Meltdowns are not a pretty sight. They are somewhat like overblown temper tantrums, but unlike tantrums, meltdowns can last anywhere from ten minutes to over an hour. When it starts, the Asperger's or HFA child is totally out-of-control. When it ends, both you and your child are totally exhausted. But... don’t breathe a sigh of relief yet. At the least provocation, for the remainder of that day -- and sometimes into the next - the meltdown can return in full force.

Click here for the full article...

Parenting Defiant Teens on the Spectrum

Although Aspergers [high-functioning autism] is at the milder end of the autism spectrum, the challenges parents face when disciplining a teenager on the spectrum are more difficult than they would be with an average teen. Complicated by defiant behavior, the teen is at risk for even greater difficulties on multiple levels – unless the parents’ disciplinary techniques are tailored to their child's special needs.

Click here to read the full article…

Older Teens and Young Adult Children with ASD Still Living At Home

Your older teenager or young “adult child” isn’t sure what to do, and he is asking you for money every few days. How do you cut the purse strings and teach him to be independent? Parents of teens with ASD face many problems that other parents do not. Time is running out for teaching their adolescent how to become an independent adult. As one mother put it, "There's so little time, yet so much left to do."

Click here to read the full article…

Parenting Children and Teens with High-Functioning Autism

Two traits often found in kids with High-Functioning Autism are “mind-blindness” (i.e., the inability to predict the beliefs and intentions of others) and “alexithymia” (i.e., the inability to identify and interpret emotional signals in others). These two traits reduce the youngster’s ability to empathize with peers.

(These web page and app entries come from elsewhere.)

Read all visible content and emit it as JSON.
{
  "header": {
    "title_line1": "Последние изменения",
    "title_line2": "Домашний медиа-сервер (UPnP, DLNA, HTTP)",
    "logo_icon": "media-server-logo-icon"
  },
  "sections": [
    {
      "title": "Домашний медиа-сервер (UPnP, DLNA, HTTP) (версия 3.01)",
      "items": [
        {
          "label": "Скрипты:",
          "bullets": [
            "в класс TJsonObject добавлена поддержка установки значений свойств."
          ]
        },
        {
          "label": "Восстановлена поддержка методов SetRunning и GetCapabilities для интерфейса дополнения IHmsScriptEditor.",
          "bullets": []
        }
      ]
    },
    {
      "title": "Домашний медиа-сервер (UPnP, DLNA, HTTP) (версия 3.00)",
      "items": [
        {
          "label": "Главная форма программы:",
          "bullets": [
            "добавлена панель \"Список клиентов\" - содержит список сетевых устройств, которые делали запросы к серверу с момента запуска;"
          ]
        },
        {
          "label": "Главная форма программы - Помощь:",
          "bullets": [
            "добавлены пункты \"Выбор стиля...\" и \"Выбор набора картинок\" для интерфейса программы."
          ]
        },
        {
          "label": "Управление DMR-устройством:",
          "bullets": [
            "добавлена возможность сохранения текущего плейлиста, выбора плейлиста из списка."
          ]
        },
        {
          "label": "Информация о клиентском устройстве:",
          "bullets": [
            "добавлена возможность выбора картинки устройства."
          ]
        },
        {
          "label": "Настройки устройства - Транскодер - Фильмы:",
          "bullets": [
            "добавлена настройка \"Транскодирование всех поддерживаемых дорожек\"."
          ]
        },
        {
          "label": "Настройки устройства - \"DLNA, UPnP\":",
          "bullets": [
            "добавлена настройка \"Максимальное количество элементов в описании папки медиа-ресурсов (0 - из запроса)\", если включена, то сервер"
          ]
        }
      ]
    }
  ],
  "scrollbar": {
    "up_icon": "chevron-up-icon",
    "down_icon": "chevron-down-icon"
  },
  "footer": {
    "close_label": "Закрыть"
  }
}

As a result, he or she may be perceived by adults and other children as selfish, insensitive and uncaring.

Click here
to read the full article...

Highly Effective Research-Based Parenting Strategies for Children with Asperger's and HFA

Become an expert in helping your child cope with his or her “out-of-control” emotions, inability to make and keep friends, stress, anger, thinking errors, and resistance to change.

Click here for the full article...